Smoking is a major health risk associated with nicotine dependence. About half of all smokers die of a smoking-related illness, often cancer. About 90% of lung cancers are linked to smoking. Smoking also causes such other lung problems as chronic bronchitis and emphysema, as well as worsening the symptoms of asthma. Other cancers associated with smoking include cancers of the mouth, esophagus, stomach, kidney, and bladder. Smoking accounts for 20% of cardiovascular deaths. It significantly increases the risk of heart disease, heart attack, stroke, and aneurysm. Women who smoke during pregnancy have more miscarriages, premature babies, and low-birth-weight babies. In addition, secondhand smoke endangers the health of nonsmokers in the smoker's family or workplace. Although most of these effects are not caused directly by nicotine, it is dependence on nicotine that keeps people smoking.
Even though it is difficult for smokers to break their chemical and psychological dependence on nicotine, they should remember that most of the negative health effects of smoking are reduced or reversed after quitting.

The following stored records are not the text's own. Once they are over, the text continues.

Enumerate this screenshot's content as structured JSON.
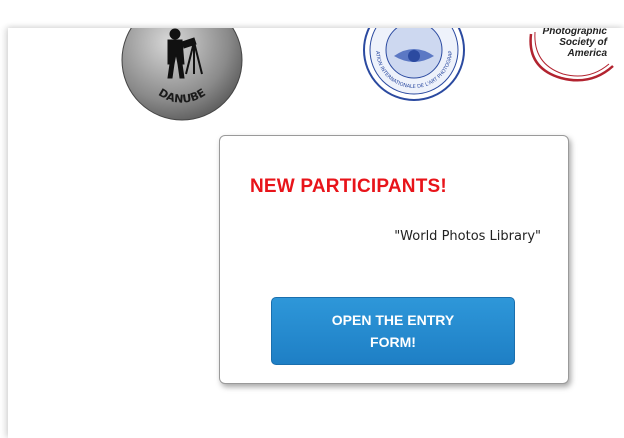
{
  "logos": {
    "danube": {
      "text": "DANUBE",
      "color": "#2a2a2a"
    },
    "fiap": {
      "text": "FEDERATION INTERNATIONALE DE L'ART PHOTOGRAPHIQUE",
      "color": "#1f3f96"
    },
    "psa": {
      "line1": "Photographic",
      "line2": "Society of",
      "line3": "America",
      "color": "#b2232f"
    }
  },
  "panel": {
    "headline": "NEW PARTICIPANTS!",
    "subtitle": "\"World Photos Library\"",
    "button_label": "OPEN THE ENTRY FORM!"
  },
  "colors": {
    "headline": "#e8141a",
    "button": "#2a8fd4"
  }
}
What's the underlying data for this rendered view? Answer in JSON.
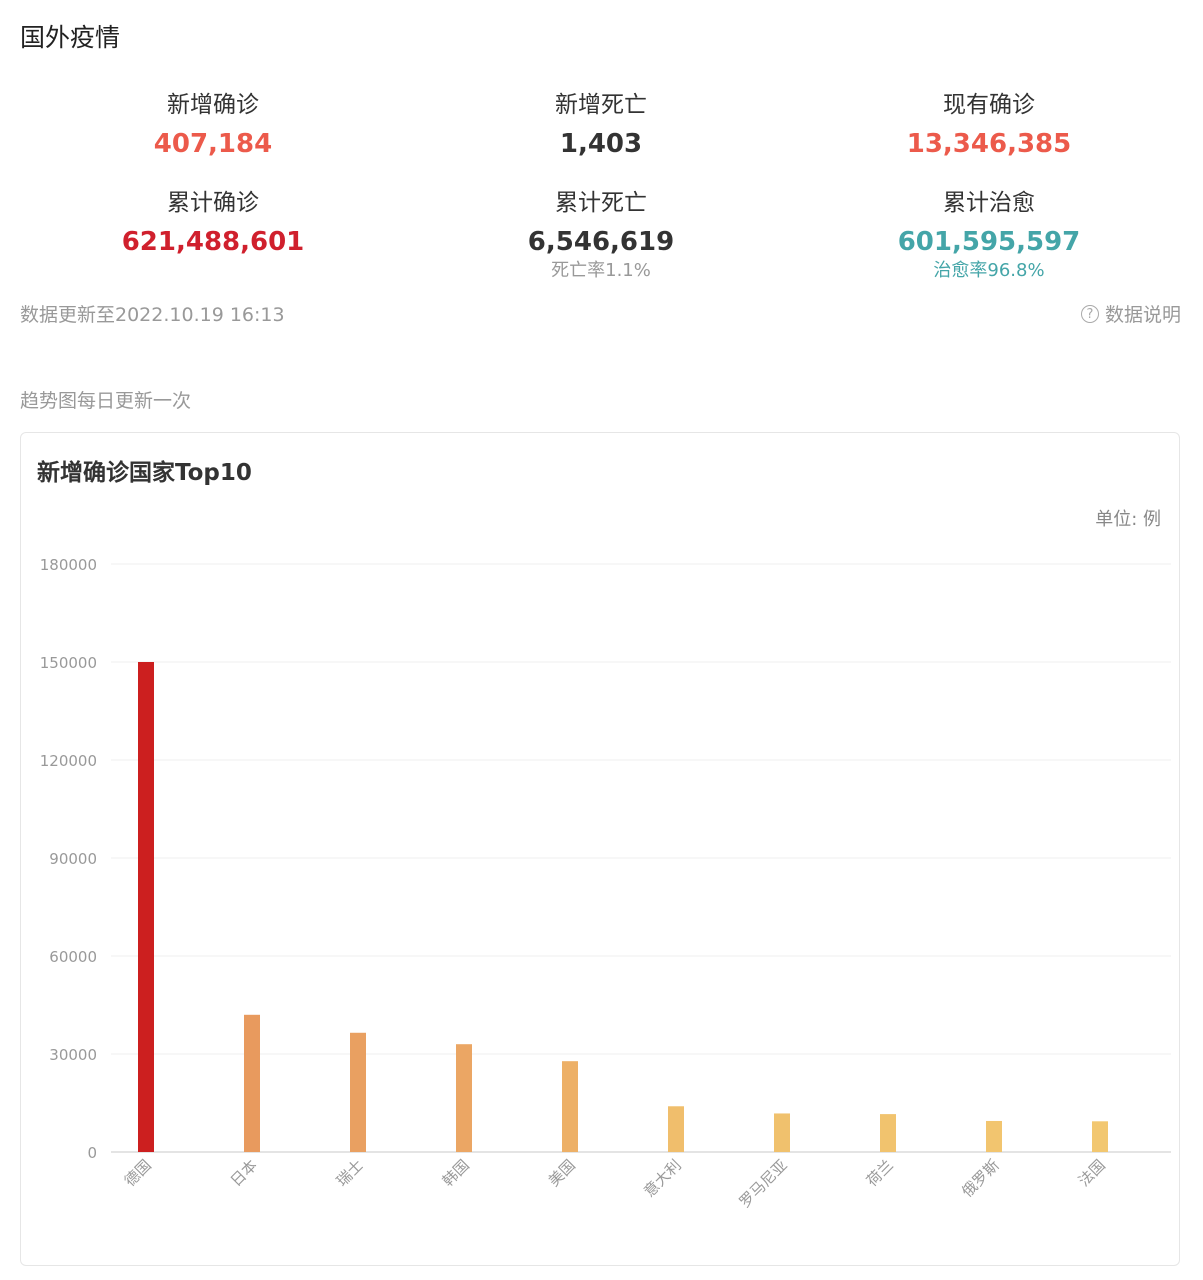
{
  "section_title": "国外疫情",
  "stats": [
    {
      "label": "新增确诊",
      "value": "407,184",
      "color": "#ec5a4b",
      "sub": ""
    },
    {
      "label": "新增死亡",
      "value": "1,403",
      "color": "#333333",
      "sub": ""
    },
    {
      "label": "现有确诊",
      "value": "13,346,385",
      "color": "#ec5a4b",
      "sub": ""
    },
    {
      "label": "累计确诊",
      "value": "621,488,601",
      "color": "#d0202d",
      "sub": ""
    },
    {
      "label": "累计死亡",
      "value": "6,546,619",
      "color": "#333333",
      "sub": "死亡率1.1%"
    },
    {
      "label": "累计治愈",
      "value": "601,595,597",
      "color": "#44a5a8",
      "sub": "治愈率96.8%"
    }
  ],
  "update_time": "数据更新至2022.10.19 16:13",
  "data_note": "数据说明",
  "trend_note": "趋势图每日更新一次",
  "chart_data": {
    "type": "bar",
    "title": "新增确诊国家Top10",
    "unit": "单位: 例",
    "categories": [
      "德国",
      "日本",
      "瑞士",
      "韩国",
      "美国",
      "意大利",
      "罗马尼亚",
      "荷兰",
      "俄罗斯",
      "法国"
    ],
    "values": [
      150000,
      42000,
      36500,
      33000,
      27800,
      14000,
      11800,
      11600,
      9500,
      9400
    ],
    "bar_colors": [
      "#cc1f1f",
      "#e89a5e",
      "#e9a061",
      "#eba664",
      "#edb067",
      "#f0be6c",
      "#f0c16d",
      "#f1c36e",
      "#f2c56f",
      "#f2c770"
    ],
    "yticks": [
      "0",
      "30000",
      "60000",
      "90000",
      "120000",
      "150000",
      "180000"
    ],
    "ylim": [
      0,
      180000
    ],
    "grid": true,
    "legend": "none"
  }
}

Therefore, it is worth trying to quit smoking at any age, regardless of the length of time a person has had the habit.
The best way to avoid nicotine dependence and withdrawal is to avoid the use of tobacco products.